• [RECORDS FOR THIS TASK]:
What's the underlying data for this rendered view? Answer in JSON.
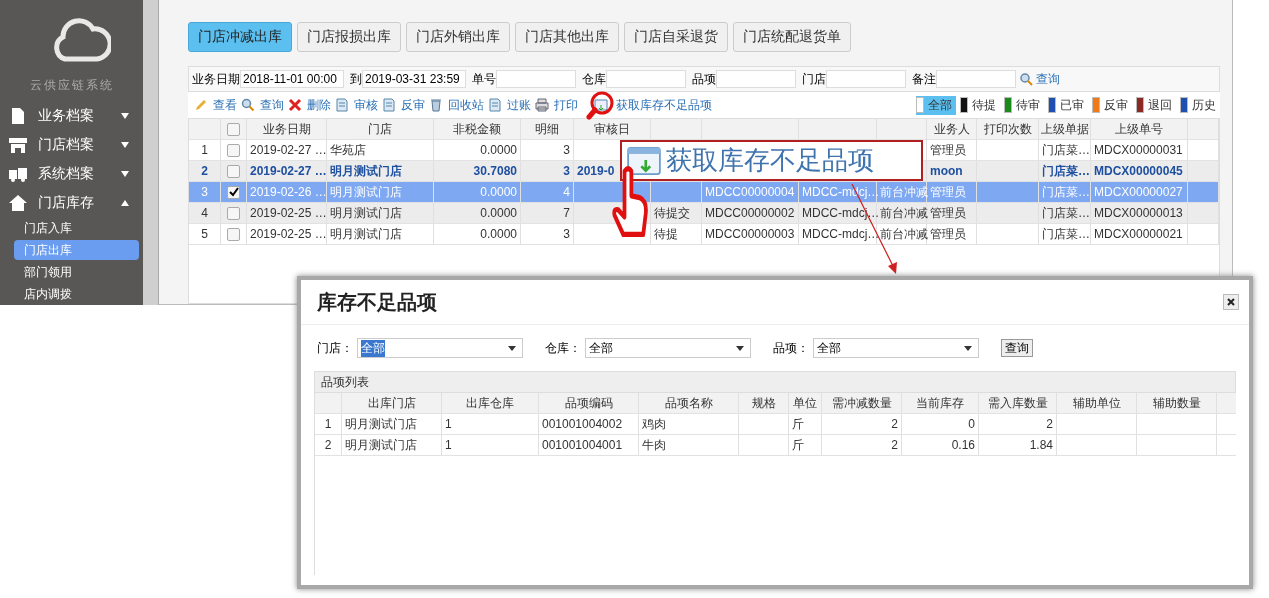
{
  "sidebar": {
    "logo_text": "云供应链系统",
    "menu": [
      {
        "label": "业务档案",
        "expanded": false
      },
      {
        "label": "门店档案",
        "expanded": false
      },
      {
        "label": "系统档案",
        "expanded": false
      },
      {
        "label": "门店库存",
        "expanded": true,
        "children": [
          {
            "label": "门店入库",
            "selected": false
          },
          {
            "label": "门店出库",
            "selected": true
          },
          {
            "label": "部门领用",
            "selected": false
          },
          {
            "label": "店内调拨",
            "selected": false
          }
        ]
      }
    ]
  },
  "tabs": [
    {
      "label": "门店冲减出库",
      "selected": true
    },
    {
      "label": "门店报损出库",
      "selected": false
    },
    {
      "label": "门店外销出库",
      "selected": false
    },
    {
      "label": "门店其他出库",
      "selected": false
    },
    {
      "label": "门店自采退货",
      "selected": false
    },
    {
      "label": "门店统配退货单",
      "selected": false
    }
  ],
  "filters": {
    "date_label": "业务日期",
    "date_from": "2018-11-01 00:00",
    "to_label": "到",
    "date_to": "2019-03-31 23:59",
    "fields": [
      {
        "label": "单号"
      },
      {
        "label": "仓库"
      },
      {
        "label": "品项"
      },
      {
        "label": "门店"
      },
      {
        "label": "备注"
      }
    ],
    "search_button": "查询"
  },
  "toolbar": [
    {
      "label": "查看"
    },
    {
      "label": "查询"
    },
    {
      "label": "删除"
    },
    {
      "label": "审核"
    },
    {
      "label": "反审"
    },
    {
      "label": "回收站"
    },
    {
      "label": "过账"
    },
    {
      "label": "打印"
    },
    {
      "label": "获取库存不足品项"
    }
  ],
  "status_filters": [
    {
      "label": "全部",
      "color": "#ffffff",
      "selected": true
    },
    {
      "label": "待提",
      "color": "#111111",
      "selected": false
    },
    {
      "label": "待审",
      "color": "#1a8a1a",
      "selected": false
    },
    {
      "label": "已审",
      "color": "#1f4fb0",
      "selected": false
    },
    {
      "label": "反审",
      "color": "#f07a1a",
      "selected": false
    },
    {
      "label": "退回",
      "color": "#8a2a22",
      "selected": false
    },
    {
      "label": "历史",
      "color": "#1f4fb0",
      "selected": false
    }
  ],
  "table": {
    "header_checked": false,
    "columns": [
      {
        "label": "业务日期"
      },
      {
        "label": "门店"
      },
      {
        "label": "非税金额"
      },
      {
        "label": "明细"
      },
      {
        "label": "审核日"
      },
      {},
      {},
      {},
      {},
      {
        "label": "业务人"
      },
      {
        "label": "打印次数"
      },
      {
        "label": "上级单据"
      },
      {
        "label": "上级单号"
      },
      {}
    ],
    "rows": [
      {
        "number": "1",
        "checked": false,
        "selected": false,
        "emphasis": false,
        "cells": [
          "2019-02-27 …",
          "华苑店",
          "0.0000",
          "3",
          null,
          null,
          null,
          null,
          null,
          "管理员",
          null,
          "门店菜…",
          "MDCX00000031",
          null
        ]
      },
      {
        "number": "2",
        "checked": false,
        "selected": false,
        "emphasis": true,
        "cells": [
          "2019-02-27 …",
          "明月测试门店",
          "30.7080",
          "3",
          "2019-0",
          null,
          null,
          null,
          null,
          "moon",
          null,
          "门店菜…",
          "MDCX00000045",
          null
        ]
      },
      {
        "number": "3",
        "checked": true,
        "selected": true,
        "emphasis": false,
        "cells": [
          "2019-02-26 …",
          "明月测试门店",
          "0.0000",
          "4",
          null,
          null,
          "MDCC00000004",
          "MDCC-mdcj…",
          "前台冲减",
          "管理员",
          null,
          "门店菜…",
          "MDCX00000027",
          null
        ]
      },
      {
        "number": "4",
        "checked": false,
        "selected": false,
        "emphasis": false,
        "cells": [
          "2019-02-25 …",
          "明月测试门店",
          "0.0000",
          "7",
          null,
          "待提交",
          "MDCC00000002",
          "MDCC-mdcj…",
          "前台冲减",
          "管理员",
          null,
          "门店菜…",
          "MDCX00000013",
          null
        ]
      },
      {
        "number": "5",
        "checked": false,
        "selected": false,
        "emphasis": false,
        "cells": [
          "2019-02-25 …",
          "明月测试门店",
          "0.0000",
          "3",
          null,
          "待提",
          "MDCC00000003",
          "MDCC-mdcj…",
          "前台冲减",
          "管理员",
          null,
          "门店菜…",
          "MDCX00000021",
          null
        ]
      }
    ]
  },
  "callout": {
    "text": "获取库存不足品项"
  },
  "dialog": {
    "title": "库存不足品项",
    "filters": [
      {
        "label": "门店：",
        "value": "全部",
        "highlighted": true
      },
      {
        "label": "仓库：",
        "value": "全部",
        "highlighted": false
      },
      {
        "label": "品项：",
        "value": "全部",
        "highlighted": false
      }
    ],
    "search_button": "查询",
    "section_title": "品项列表",
    "columns": [
      "出库门店",
      "出库仓库",
      "品项编码",
      "品项名称",
      "规格",
      "单位",
      "需冲减数量",
      "当前库存",
      "需入库数量",
      "辅助单位",
      "辅助数量"
    ],
    "rows": [
      {
        "number": "1",
        "cells": [
          "明月测试门店",
          "1",
          "001001004002",
          "鸡肉",
          null,
          "斤",
          "2",
          "0",
          "2",
          null,
          null
        ]
      },
      {
        "number": "2",
        "cells": [
          "明月测试门店",
          "1",
          "001001004001",
          "牛肉",
          null,
          "斤",
          "2",
          "0.16",
          "1.84",
          null,
          null
        ]
      }
    ]
  }
}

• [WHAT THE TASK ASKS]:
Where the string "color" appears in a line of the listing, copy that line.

• [OUTPUT FOR THIS EXERCISE]:
      "color": "#ffffff",
      "color": "#111111",
      "color": "#1a8a1a",
      "color": "#1f4fb0",
      "color": "#f07a1a",
      "color": "#8a2a22",
      "color": "#1f4fb0",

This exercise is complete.